~~She holds me while I have an honest-to-God sobbing breakdown of the sort that I probably ought to be embarrassed about, but somehow living with Sherlock’s perpetual detachment has left me remarkably unselfconscious about whatever it is that I feel myself. I’ve become an avatar for his humanity. I must express all the emotion that he suppresses, so I end up doing double duty.
I tell her about the pills I need, and about Sherlock’s plan. I half-expect her to object, but she just nods and offers her assistance.
“How long do you think it’ll be before he’s – had enough?” she asks, quietly.
I am holding a cold washcloth over my swollen face. I can’t go home looking like this. “I don’t think more than a couple of weeks. It’s going so bloody fast, Sarah. I first noticed he was having headaches just last week, for fuck’s sake.” I hear my voice cracking.
Sarah smooths the hair back from my temple. “I’m so sorry, John.”
“It isn’t fair. Why him?”
“But he’s – we need him. People don’t know what he does, how much he does.” I scrub at my face with the damp cloth and let my head fall back to the couch. “I’ve got to get back. I need time off work. He shouldn’t be alone. He may need medical help at any time.”

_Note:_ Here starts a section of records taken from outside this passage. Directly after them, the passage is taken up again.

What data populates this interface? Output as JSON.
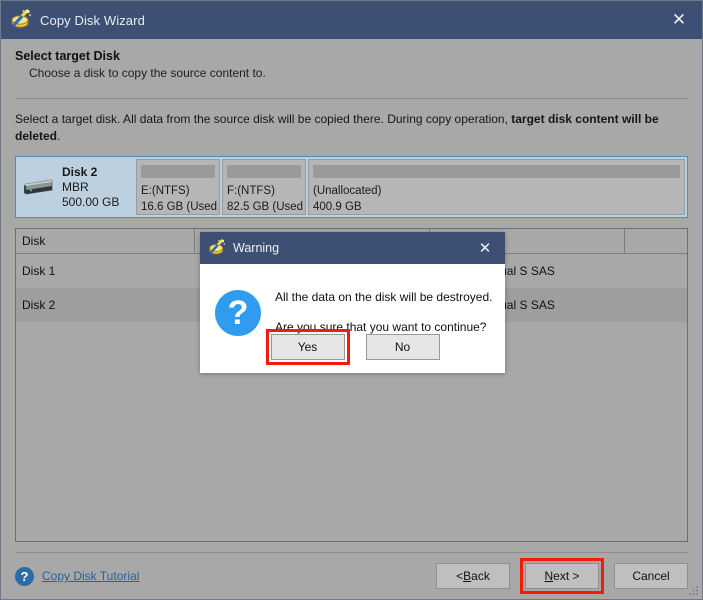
{
  "window": {
    "title": "Copy Disk Wizard",
    "app_icon": "magic-wand-disk-icon",
    "close_label": "✕"
  },
  "header": {
    "heading": "Select target Disk",
    "subheading": "Choose a disk to copy the source content to."
  },
  "main": {
    "intro_part1": "Select a target disk. All data from the source disk will be copied there. During copy operation, ",
    "intro_bold": "target disk content will be deleted",
    "intro_part2": ".",
    "disk_card": {
      "name": "Disk 2",
      "scheme": "MBR",
      "size": "500.00 GB",
      "icon": "hard-disk-icon",
      "partitions": [
        {
          "label": "E:(NTFS)",
          "detail": "16.6 GB (Used"
        },
        {
          "label": "F:(NTFS)",
          "detail": "82.5 GB (Used"
        },
        {
          "label": "(Unallocated)",
          "detail": "400.9 GB"
        }
      ]
    },
    "table": {
      "columns": [
        "Disk",
        "",
        "",
        ""
      ],
      "rows": [
        {
          "disk": "Disk 1",
          "c2": "",
          "c3": "",
          "model": "VMware Virtual S SAS"
        },
        {
          "disk": "Disk 2",
          "c2": "",
          "c3": "",
          "model": "VMware Virtual S SAS"
        }
      ]
    }
  },
  "footer": {
    "help_icon": "question-mark-icon",
    "tutorial_link": "Copy Disk Tutorial",
    "back_prefix": "< ",
    "back_mnemonic": "B",
    "back_suffix": "ack",
    "next_mnemonic": "N",
    "next_suffix": "ext >",
    "cancel_label": "Cancel"
  },
  "modal": {
    "title": "Warning",
    "app_icon": "magic-wand-disk-icon",
    "close_label": "✕",
    "icon": "question-circle-icon",
    "icon_glyph": "?",
    "line1": "All the data on the disk will be destroyed.",
    "line2": "Are you sure that you want to continue?",
    "yes_label": "Yes",
    "no_label": "No"
  },
  "background_window": {
    "ghost_text": "██████ ███   █ ███ ██ ██ ██ █  ██ ███ ██ ████ █ ████ ███"
  },
  "colors": {
    "titlebar": "#3d5074",
    "window_bg": "#a8a8a8",
    "highlight_red": "#f41b0a",
    "selected_disk_bg": "#bdd0e0",
    "selected_disk_border": "#5b86b5",
    "link_blue": "#2b5f9e",
    "question_blue": "#2f9cf0"
  }
}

She shakes her head. “Of course. But that isn’t why.” I just look at her. “It’s okay to admit it.”
“That you want to spend as much time with him as possible before the end.”
My lip trembles again. The end. The end of him. God, it can’t be true. “I thought there was all the time in the world.”
Sarah hugs me again and I cry some more. I feel silly but it’s best to get it out now. I can’t do this in front of Sherlock.
And she’s right. As soon as I’m back home, I won’t be leaving his side again.
He works. I don’t go to the surgery. We take case after case. He doesn’t sleep, so neither do I. I catch quick naps when he’s taking a bath, or when he’s busy with something I can’t help him with.
I take Lestrade aside and quietly explain the situation. He looks stricken, but he pulls it together quickly. I promise to let him know when the decision is made. I do the same for Angelo. I know that he’ll spread the word.
Sherlock is adamant that we not tell Mrs. Hudson. For once, I agree. If we do, we’ll never keep her out from underfoot. We’ll wait until it can’t be put off any longer.
Sarah brings me the pills. Two pills, white and smooth. I keep them on me at all times. He will not take them without my assistance, and it’d be like him to grow frustrated and just say to hell with it, swallow them down in a fit of pique, and the notion of coming back from the shops and finding him – well. I keep the pills on my person.
For a few days he seems no worse. Then, that tightness in his face that signals a headache stops going away with the painkillers I give him. He stumbles now and then. I stand closer to him when we’re out at crime scenes.
One week after his diagnosis, I find him throwing up in the bathroom. He is pale and sweaty. I give him some compazine and it seems to help.
That day he has his first significant aphasia episode. He stands there ready to lay it out, and suddenly the words won’t come. I see his jaw working, his eyes, his mind ready to show us how the clues fit together, and words won’t come to him. He looks up at me with panic behind his eyes, just barely visible behind the veil that always cloaks Sherlock’s emotional state, the veil that normally only I see behind, and then only rarely. “John,” he stammers.
“What’s that?” I say, pointing to something, anything not related to what he was about to say.
He looks away. “It’s a late-model Citroen.” And he takes a deep breath, comes back and is able to lay out his deduction for us. Sally is frowning. Lestrade sighs and we exchange a quick glance.